These trio of cloud computing models together are termed as the ‘cloud stack’, and they can be used in conjunction as well as independently, depending upon one’s business needs and deployment scenario. These three cloud service models can also be viewed as distinct business models, as each one is differentiated on the basis of key players, resources, value created, costs, and revenue streams.
As stated earlier, Cloud services are also categorized based on where and how these services are offered or deployed. These services can be deployed exclusively for an organization, or collectively to serve multiple customers. Based on the mode of deployment, cloud services are categorized as follows:
Private Cloud, is where the cloud computing infrastructure is operated exclusively for a single entity. In this model, the cloud computing service will be delivered through a private network, and the associated infrastructure can be either located physically with the entity or can also be hosted by a third-party service provider.
Public Cloud, is where the services are delivered over a public network that is open for all. In this deployment model, a third-party service provider delivers various kinds of cloud computing services through the internet, and owns and supports all the underlying infrastructure including all hardware, software, and network bandwidth. Amazon Web Services (AWS), Microsoft Azure, and Google Cloud are some of the well-known Public Clouds. Technically there may be little or no difference between public and private cloud architecture, however, security consideration may be substantially different for services that are delivered through a public vs a private network.

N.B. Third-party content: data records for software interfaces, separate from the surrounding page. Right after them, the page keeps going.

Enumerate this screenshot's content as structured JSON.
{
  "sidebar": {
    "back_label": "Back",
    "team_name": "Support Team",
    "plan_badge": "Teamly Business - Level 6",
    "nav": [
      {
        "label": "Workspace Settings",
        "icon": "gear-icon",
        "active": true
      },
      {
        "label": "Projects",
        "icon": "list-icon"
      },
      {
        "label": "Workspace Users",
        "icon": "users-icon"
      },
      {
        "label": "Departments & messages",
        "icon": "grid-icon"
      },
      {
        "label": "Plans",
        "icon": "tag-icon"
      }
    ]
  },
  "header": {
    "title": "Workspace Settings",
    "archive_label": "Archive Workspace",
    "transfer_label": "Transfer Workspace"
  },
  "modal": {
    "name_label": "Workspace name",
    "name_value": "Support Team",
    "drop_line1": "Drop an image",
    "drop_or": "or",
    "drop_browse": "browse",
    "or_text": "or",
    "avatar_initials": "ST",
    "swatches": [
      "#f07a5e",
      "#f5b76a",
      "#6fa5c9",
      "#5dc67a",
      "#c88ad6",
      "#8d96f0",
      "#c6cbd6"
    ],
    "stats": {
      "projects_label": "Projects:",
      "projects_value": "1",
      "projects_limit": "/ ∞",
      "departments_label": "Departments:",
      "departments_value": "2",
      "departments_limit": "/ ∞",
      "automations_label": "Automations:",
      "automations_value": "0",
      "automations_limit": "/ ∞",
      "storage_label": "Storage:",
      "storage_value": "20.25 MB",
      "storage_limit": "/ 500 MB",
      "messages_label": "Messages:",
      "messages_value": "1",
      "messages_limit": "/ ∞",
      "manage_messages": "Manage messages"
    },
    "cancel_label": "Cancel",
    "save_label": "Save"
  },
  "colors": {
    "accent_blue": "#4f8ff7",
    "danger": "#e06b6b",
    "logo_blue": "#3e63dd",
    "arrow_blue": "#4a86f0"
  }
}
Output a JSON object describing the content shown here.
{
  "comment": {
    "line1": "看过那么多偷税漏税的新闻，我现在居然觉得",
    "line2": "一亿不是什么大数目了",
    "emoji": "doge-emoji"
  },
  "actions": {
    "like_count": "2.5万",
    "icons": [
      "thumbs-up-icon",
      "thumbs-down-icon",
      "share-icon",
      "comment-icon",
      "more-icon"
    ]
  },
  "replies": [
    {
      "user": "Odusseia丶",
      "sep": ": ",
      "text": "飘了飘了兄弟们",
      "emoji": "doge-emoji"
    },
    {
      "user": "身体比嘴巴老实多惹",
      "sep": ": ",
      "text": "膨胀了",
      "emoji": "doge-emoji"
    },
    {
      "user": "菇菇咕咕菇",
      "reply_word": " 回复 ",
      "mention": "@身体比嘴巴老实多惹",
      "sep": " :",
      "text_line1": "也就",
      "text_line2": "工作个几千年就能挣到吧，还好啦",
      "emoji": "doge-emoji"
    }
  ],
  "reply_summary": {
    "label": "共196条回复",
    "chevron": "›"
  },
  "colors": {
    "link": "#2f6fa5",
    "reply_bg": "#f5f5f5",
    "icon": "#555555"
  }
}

Hybrid cloud is a composition of two or more clouds (private, community or public) that remain distinct entities but are bound together, offering the benefits of multiple deployment models. Hybrid cloud can also mean the ability to connect collocation, managed and/or dedicated services with cloud resources. In this deployment model, the sharing of the underlying infrastructure and seamless service delivery across public and private networks is facilitated by technology. Hybrid cloud is increasingly becoming popular for its flexibility, and for some businesses the additional comfort of multi-tiered security and data protection.
Factors influencing choice of service and deployment models
Choosing the right model of cloud from a service and deployment perspective is a strategic decision. Businesses must choose a model that best serves their business and customer needs, and consider the following factors:
- Impact of the service on operations, delivery, and customer relationships
- Impact on architecture and technology
- Impact on business capabilities and revenue streams
Remember, cloud journey is one where businesses invest for the future, need to partner with multiple players and make strategic choices. Businesses must consider various aspects such as, the kind of service models that customers will need, the impact on operations and efficiency, and which service/deployment models will deliver the greatest benefits. The impact of the cloud service and delivery models and the evolution of enterprise architecture must be managed carefully, and businesses must also focus on how to transform and grow their own capabilities to support the emerging business models. The journey to cloud can be a fruitful one, if it is modelled and executed well.
Cloud offers a multitude of benefits and helps businesses stay abreast with technology innovation and help create the infrastructure for the digital age. Businesses must no longer think that they are dealing with technology disruption, acknowledge and deal with the reality that cloud is the new normal and adopt a cloud first approach.